Make the copy match the entries below exactly, with no pictures carried over.

Stored data: Begin

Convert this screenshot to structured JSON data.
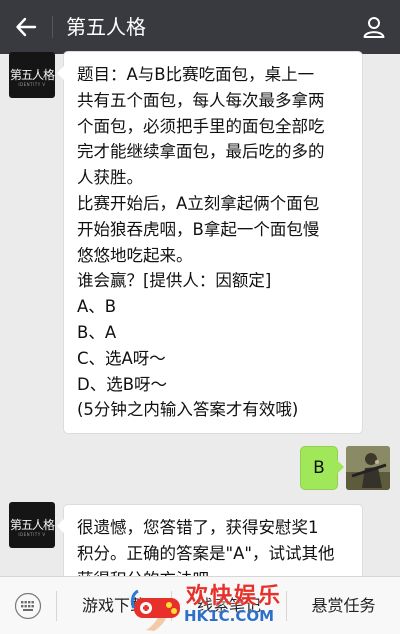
{
  "header": {
    "title": "第五人格",
    "back_icon": "arrow-left-icon",
    "profile_icon": "person-icon"
  },
  "messages": [
    {
      "sender": "bot",
      "avatar_text": "第五人格",
      "avatar_sub": "IDENTITY V",
      "lines": [
        "题目：A与B比赛吃面包，桌上一",
        "共有五个面包，每人每次最多拿两",
        "个面包，必须把手里的面包全部吃",
        "完才能继续拿面包，最后吃的多的",
        "人获胜。",
        "比赛开始后，A立刻拿起俩个面包",
        "开始狼吞虎咽，B拿起一个面包慢",
        "悠悠地吃起来。",
        "谁会赢？[提供人：因额定]",
        "A、B",
        "B、A",
        "C、选A呀～",
        "D、选B呀～",
        "(5分钟之内输入答案才有效哦)"
      ]
    },
    {
      "sender": "me",
      "text": "B"
    },
    {
      "sender": "bot",
      "avatar_text": "第五人格",
      "avatar_sub": "IDENTITY V",
      "lines": [
        "很遗憾，您答错了，获得安慰奖1",
        "积分。正确的答案是\"A\"，试试其他",
        "获得积分的方法吧"
      ]
    }
  ],
  "bottom_menu": {
    "keyboard_icon": "keyboard-icon",
    "items": [
      "游戏下载",
      "线索笔记",
      "悬赏任务"
    ]
  },
  "watermark": {
    "line1": "欢快娱乐",
    "line2": "HK1C.COM"
  },
  "colors": {
    "header_bg": "#393a3f",
    "chat_bg": "#ebebeb",
    "my_bubble": "#a0e75a",
    "watermark_red": "#e8302a"
  }
}
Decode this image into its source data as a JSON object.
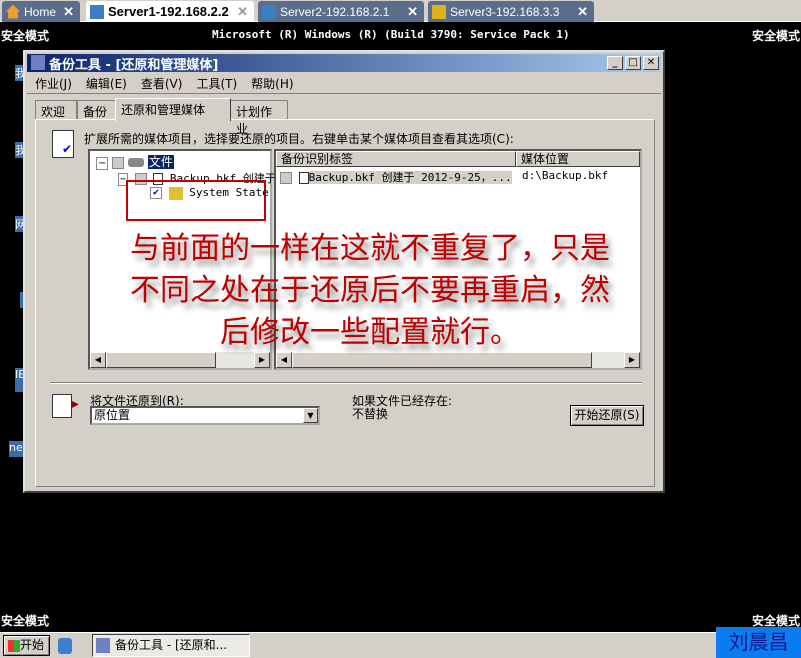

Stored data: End

Reply to the task -
Convert this screenshot to structured JSON data.
{
  "header": {
    "title": "第五人格",
    "back_icon": "arrow-left-icon",
    "profile_icon": "person-icon"
  },
  "messages": [
    {
      "sender": "bot",
      "avatar_text": "第五人格",
      "avatar_sub": "IDENTITY V",
      "lines": [
        "题目：A与B比赛吃面包，桌上一",
        "共有五个面包，每人每次最多拿两",
        "个面包，必须把手里的面包全部吃",
        "完才能继续拿面包，最后吃的多的",
        "人获胜。",
        "比赛开始后，A立刻拿起俩个面包",
        "开始狼吞虎咽，B拿起一个面包慢",
        "悠悠地吃起来。",
        "谁会赢？[提供人：因额定]",
        "A、B",
        "B、A",
        "C、选A呀～",
        "D、选B呀～",
        "(5分钟之内输入答案才有效哦)"
      ]
    },
    {
      "sender": "me",
      "text": "B"
    },
    {
      "sender": "bot",
      "avatar_text": "第五人格",
      "avatar_sub": "IDENTITY V",
      "lines": [
        "很遗憾，您答错了，获得安慰奖1",
        "积分。正确的答案是\"A\"，试试其他",
        "获得积分的方法吧"
      ]
    }
  ],
  "bottom_menu": {
    "keyboard_icon": "keyboard-icon",
    "items": [
      "游戏下载",
      "线索笔记",
      "悬赏任务"
    ]
  },
  "watermark": {
    "line1": "欢快娱乐",
    "line2": "HK1C.COM"
  },
  "colors": {
    "header_bg": "#393a3f",
    "chat_bg": "#ebebeb",
    "my_bubble": "#a0e75a",
    "watermark_red": "#e8302a"
  }
}
Decode this image into its source data as a JSON object.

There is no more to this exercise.